[Material provided — start]
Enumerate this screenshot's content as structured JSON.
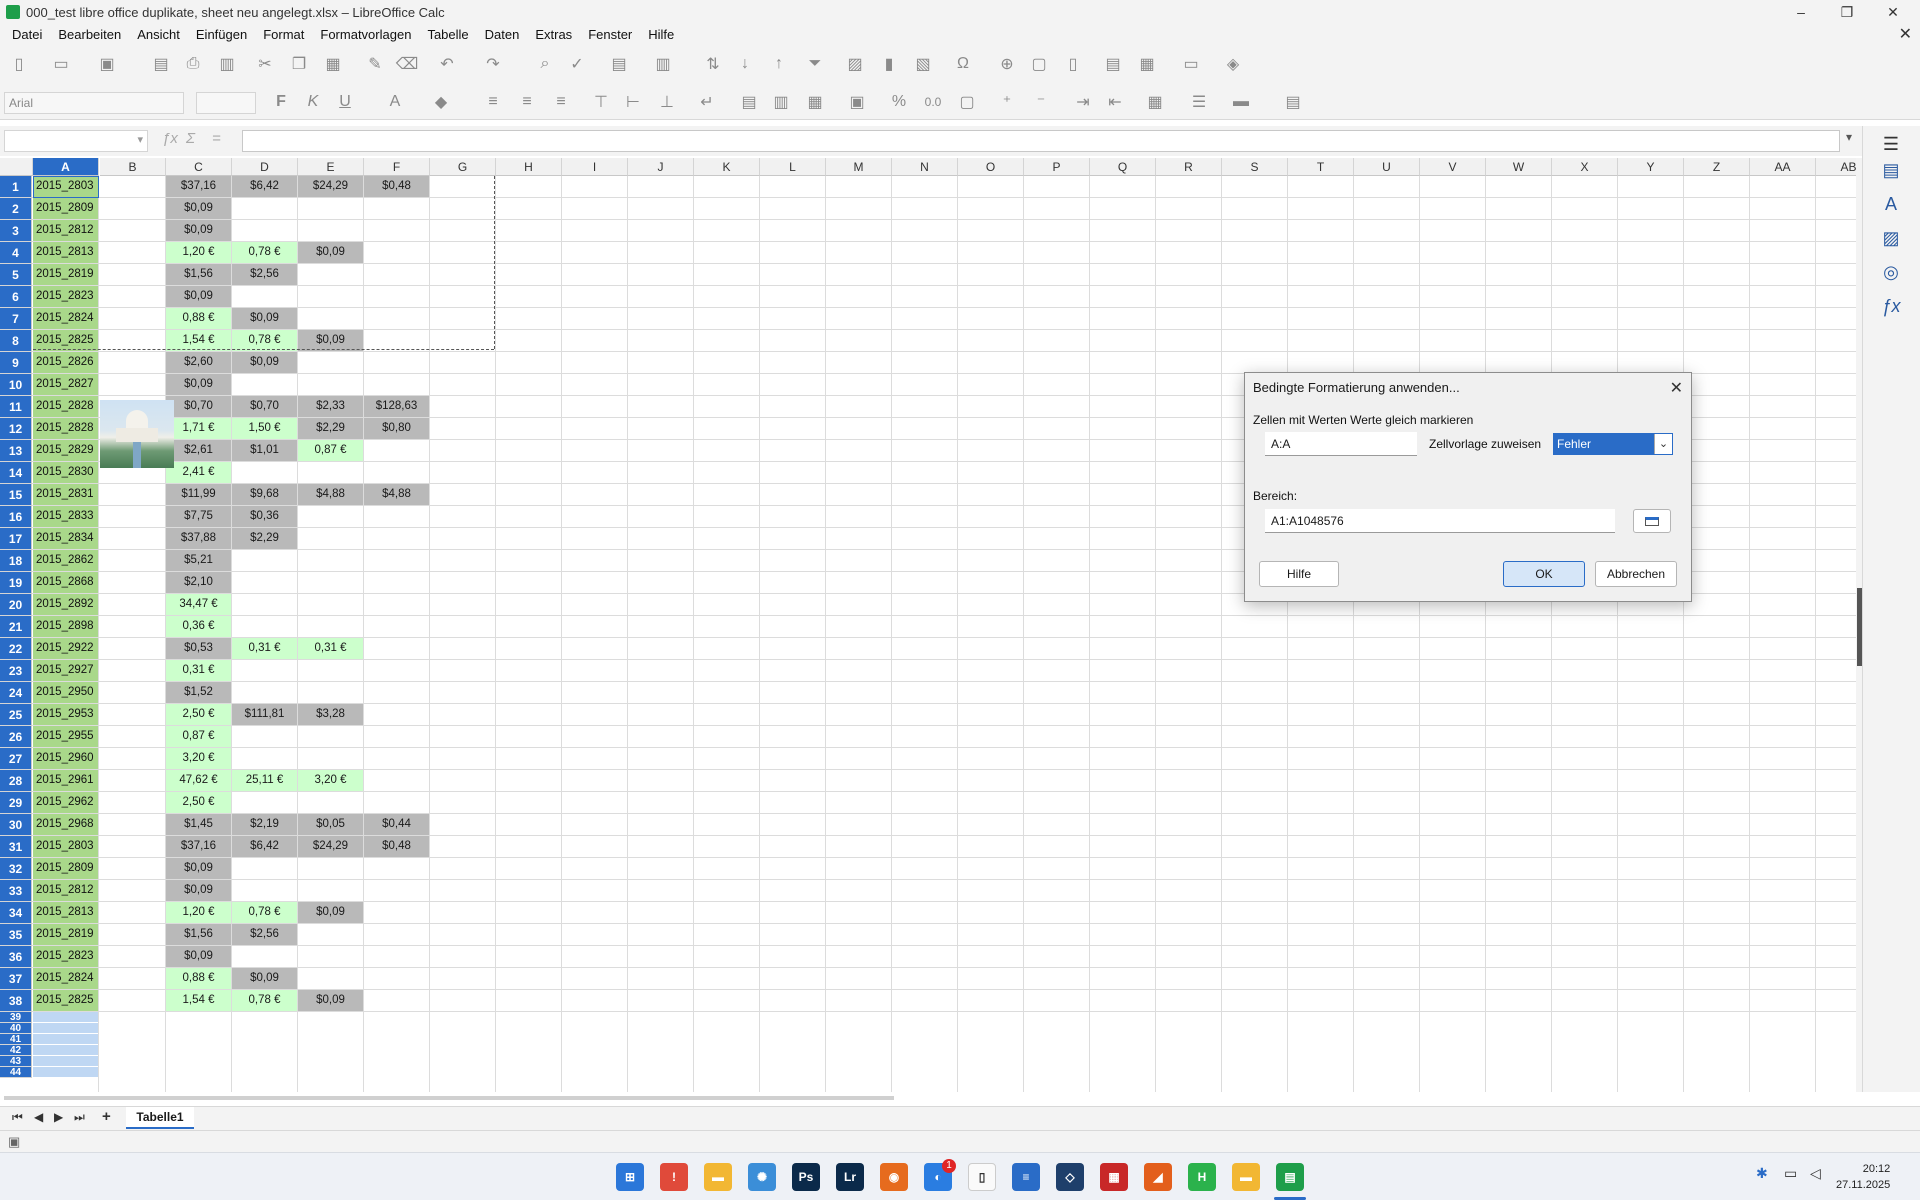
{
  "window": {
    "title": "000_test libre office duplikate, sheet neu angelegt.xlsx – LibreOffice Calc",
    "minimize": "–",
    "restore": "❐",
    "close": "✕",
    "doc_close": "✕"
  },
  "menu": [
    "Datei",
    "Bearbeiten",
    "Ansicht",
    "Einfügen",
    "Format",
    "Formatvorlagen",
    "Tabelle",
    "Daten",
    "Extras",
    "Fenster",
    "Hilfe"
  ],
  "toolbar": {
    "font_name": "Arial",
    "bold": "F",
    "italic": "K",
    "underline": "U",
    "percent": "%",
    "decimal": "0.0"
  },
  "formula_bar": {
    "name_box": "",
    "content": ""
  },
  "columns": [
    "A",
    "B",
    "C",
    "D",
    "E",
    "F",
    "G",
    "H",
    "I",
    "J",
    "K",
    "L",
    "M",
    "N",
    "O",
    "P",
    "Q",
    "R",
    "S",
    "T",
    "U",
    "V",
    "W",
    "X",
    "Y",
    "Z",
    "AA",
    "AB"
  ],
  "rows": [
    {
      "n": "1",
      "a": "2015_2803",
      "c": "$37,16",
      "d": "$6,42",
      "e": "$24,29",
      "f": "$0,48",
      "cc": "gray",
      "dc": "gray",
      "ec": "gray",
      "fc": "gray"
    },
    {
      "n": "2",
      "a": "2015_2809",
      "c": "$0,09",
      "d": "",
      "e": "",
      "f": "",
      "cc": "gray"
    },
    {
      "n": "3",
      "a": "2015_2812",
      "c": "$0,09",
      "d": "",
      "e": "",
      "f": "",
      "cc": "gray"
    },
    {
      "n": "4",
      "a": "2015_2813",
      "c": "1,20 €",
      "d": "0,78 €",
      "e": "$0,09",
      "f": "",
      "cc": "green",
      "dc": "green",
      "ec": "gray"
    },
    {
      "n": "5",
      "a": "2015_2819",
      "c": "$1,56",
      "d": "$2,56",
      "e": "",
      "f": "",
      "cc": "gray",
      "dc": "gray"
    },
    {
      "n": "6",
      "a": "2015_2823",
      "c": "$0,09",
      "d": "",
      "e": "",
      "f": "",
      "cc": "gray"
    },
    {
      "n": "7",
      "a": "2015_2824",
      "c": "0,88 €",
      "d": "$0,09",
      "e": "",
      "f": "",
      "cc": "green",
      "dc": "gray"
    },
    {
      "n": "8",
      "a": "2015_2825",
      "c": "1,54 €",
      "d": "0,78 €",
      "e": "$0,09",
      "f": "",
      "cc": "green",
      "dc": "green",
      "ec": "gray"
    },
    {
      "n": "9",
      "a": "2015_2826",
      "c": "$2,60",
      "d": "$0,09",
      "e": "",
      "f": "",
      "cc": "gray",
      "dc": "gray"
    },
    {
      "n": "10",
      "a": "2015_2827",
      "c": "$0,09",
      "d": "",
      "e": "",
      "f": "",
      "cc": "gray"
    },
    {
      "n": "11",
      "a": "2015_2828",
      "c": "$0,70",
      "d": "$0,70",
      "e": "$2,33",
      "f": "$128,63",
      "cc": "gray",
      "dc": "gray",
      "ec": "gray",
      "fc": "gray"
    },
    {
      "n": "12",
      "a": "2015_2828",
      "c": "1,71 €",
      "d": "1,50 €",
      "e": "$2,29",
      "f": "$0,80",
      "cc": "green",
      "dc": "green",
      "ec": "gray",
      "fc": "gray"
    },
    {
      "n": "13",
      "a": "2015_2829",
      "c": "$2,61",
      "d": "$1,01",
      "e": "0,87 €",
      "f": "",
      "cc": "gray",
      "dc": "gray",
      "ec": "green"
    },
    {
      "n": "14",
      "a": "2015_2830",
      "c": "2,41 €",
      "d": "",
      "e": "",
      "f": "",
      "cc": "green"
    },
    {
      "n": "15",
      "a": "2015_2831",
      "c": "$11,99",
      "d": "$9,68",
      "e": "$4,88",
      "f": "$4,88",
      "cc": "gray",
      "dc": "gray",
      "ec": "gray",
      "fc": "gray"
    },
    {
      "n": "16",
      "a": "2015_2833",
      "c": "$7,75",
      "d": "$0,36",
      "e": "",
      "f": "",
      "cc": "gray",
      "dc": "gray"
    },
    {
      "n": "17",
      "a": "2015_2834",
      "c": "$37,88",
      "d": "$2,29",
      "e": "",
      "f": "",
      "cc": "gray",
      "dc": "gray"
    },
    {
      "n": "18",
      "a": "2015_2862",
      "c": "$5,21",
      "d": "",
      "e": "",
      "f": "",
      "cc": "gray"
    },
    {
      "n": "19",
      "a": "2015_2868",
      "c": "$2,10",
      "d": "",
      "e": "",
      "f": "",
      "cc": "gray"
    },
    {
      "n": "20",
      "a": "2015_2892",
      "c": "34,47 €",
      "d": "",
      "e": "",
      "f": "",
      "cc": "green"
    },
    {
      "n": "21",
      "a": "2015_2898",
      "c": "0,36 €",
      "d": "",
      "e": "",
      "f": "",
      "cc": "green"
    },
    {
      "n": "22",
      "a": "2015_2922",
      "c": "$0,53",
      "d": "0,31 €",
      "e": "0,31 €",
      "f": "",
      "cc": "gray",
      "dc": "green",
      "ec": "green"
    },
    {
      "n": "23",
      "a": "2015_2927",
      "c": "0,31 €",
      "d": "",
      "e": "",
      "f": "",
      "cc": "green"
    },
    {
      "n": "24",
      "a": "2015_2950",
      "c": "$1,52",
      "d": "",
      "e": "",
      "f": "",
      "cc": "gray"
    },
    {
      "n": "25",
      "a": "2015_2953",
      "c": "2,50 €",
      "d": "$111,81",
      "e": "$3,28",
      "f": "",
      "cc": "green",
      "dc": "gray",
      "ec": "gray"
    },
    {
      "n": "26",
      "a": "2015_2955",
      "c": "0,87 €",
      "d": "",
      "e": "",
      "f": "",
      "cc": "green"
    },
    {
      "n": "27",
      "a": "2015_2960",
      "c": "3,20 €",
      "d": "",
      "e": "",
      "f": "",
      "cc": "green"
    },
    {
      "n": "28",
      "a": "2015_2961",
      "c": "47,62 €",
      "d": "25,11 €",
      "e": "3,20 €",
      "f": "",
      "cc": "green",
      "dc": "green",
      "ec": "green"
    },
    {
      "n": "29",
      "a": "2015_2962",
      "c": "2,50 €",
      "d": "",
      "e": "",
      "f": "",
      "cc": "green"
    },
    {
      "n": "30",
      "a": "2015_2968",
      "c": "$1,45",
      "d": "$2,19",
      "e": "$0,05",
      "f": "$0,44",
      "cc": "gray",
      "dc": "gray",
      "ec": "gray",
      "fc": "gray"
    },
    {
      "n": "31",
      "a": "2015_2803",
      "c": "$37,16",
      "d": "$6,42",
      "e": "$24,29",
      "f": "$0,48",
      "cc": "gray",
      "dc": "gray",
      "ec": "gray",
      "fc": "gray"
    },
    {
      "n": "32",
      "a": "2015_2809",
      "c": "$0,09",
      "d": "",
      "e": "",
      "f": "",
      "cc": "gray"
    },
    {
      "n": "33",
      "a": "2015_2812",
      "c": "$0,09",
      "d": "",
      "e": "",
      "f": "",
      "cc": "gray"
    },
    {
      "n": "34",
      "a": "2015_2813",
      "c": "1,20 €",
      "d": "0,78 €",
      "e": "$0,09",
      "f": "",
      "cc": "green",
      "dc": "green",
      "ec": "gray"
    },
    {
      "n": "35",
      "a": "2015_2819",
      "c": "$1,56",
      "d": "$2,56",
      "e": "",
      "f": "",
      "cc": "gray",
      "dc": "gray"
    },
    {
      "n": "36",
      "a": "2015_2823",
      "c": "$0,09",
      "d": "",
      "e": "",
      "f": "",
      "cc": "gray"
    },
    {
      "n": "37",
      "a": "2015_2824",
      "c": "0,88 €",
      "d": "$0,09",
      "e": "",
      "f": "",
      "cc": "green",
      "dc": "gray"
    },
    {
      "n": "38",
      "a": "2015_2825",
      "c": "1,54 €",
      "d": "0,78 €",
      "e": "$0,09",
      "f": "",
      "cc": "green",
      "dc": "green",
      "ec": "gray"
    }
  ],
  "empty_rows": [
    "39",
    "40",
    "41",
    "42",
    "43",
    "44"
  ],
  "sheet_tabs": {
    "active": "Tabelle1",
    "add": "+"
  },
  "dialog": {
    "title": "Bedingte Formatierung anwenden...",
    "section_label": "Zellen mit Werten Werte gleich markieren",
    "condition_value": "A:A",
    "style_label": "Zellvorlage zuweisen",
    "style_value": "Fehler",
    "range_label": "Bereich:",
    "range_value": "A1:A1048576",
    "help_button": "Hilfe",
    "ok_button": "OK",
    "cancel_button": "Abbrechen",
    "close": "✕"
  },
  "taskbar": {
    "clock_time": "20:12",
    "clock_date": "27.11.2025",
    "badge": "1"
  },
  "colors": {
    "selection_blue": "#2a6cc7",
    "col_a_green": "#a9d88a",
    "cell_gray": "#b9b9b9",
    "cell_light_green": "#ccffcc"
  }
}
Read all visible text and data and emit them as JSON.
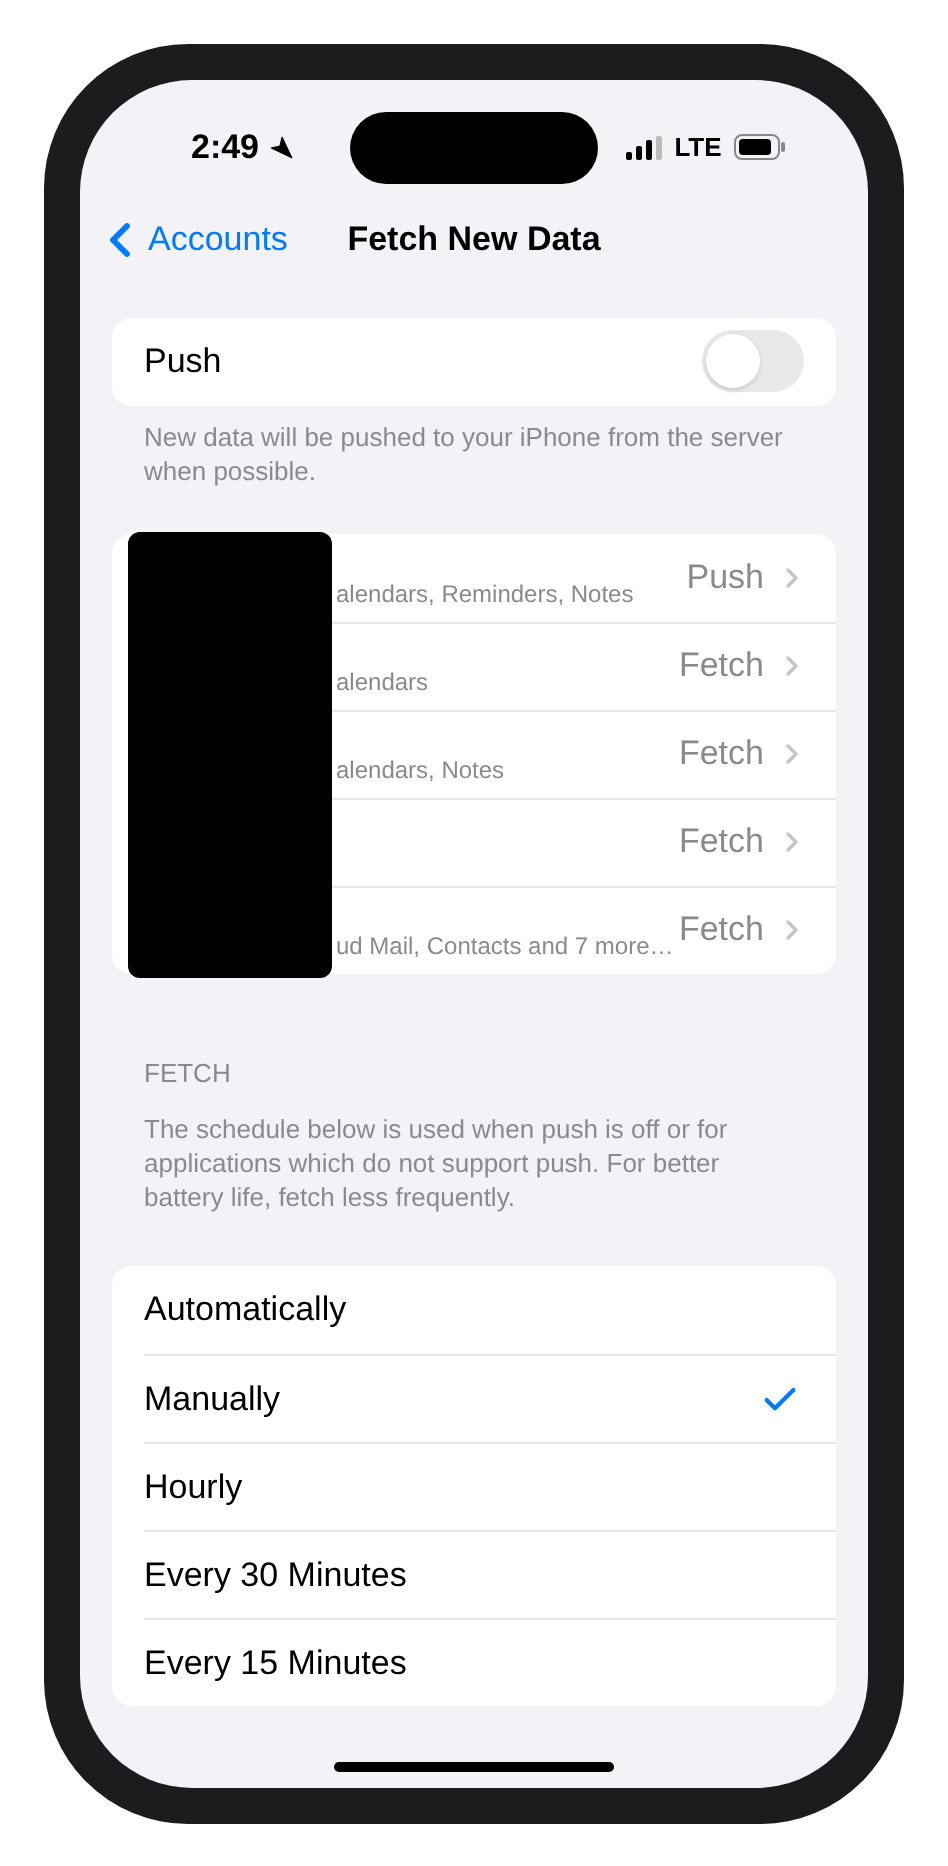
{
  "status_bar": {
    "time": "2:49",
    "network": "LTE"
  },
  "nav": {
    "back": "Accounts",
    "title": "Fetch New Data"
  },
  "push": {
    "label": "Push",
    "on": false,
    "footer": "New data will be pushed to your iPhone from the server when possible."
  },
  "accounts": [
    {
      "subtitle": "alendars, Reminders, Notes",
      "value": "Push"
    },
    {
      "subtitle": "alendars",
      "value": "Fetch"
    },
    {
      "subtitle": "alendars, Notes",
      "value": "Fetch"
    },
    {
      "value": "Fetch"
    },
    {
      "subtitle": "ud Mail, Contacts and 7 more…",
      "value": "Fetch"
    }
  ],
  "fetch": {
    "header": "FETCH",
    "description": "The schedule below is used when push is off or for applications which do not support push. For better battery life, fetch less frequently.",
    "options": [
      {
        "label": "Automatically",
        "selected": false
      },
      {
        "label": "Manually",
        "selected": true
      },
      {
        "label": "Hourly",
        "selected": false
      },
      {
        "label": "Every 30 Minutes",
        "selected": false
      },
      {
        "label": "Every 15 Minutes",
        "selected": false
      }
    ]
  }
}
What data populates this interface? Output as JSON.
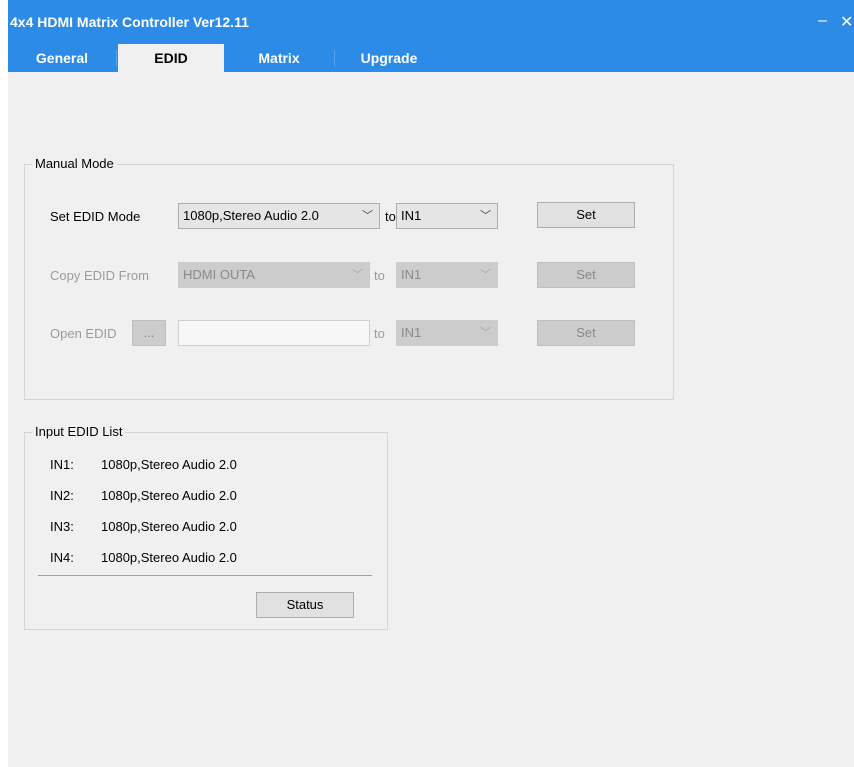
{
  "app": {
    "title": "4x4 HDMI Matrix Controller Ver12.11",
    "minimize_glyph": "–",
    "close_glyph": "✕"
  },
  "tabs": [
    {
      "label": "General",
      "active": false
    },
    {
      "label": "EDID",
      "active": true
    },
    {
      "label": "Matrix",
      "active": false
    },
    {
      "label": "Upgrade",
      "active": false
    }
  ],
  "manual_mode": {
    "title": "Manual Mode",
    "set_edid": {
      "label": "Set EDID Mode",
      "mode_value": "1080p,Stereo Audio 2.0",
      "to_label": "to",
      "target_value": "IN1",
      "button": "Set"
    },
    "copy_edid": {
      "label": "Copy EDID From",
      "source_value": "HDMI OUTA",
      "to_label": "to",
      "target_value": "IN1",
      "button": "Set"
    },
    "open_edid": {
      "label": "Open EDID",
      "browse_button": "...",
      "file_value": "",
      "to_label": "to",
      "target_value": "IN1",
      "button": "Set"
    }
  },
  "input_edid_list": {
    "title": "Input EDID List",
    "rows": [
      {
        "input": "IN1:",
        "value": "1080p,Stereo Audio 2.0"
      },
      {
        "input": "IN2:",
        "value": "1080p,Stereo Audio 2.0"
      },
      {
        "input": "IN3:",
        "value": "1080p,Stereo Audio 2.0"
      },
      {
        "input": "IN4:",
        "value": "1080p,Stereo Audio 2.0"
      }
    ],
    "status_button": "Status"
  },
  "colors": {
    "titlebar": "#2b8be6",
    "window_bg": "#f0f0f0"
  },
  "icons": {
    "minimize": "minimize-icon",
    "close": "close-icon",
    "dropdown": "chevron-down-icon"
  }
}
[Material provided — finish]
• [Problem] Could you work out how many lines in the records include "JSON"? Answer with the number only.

• [Problem solution] 3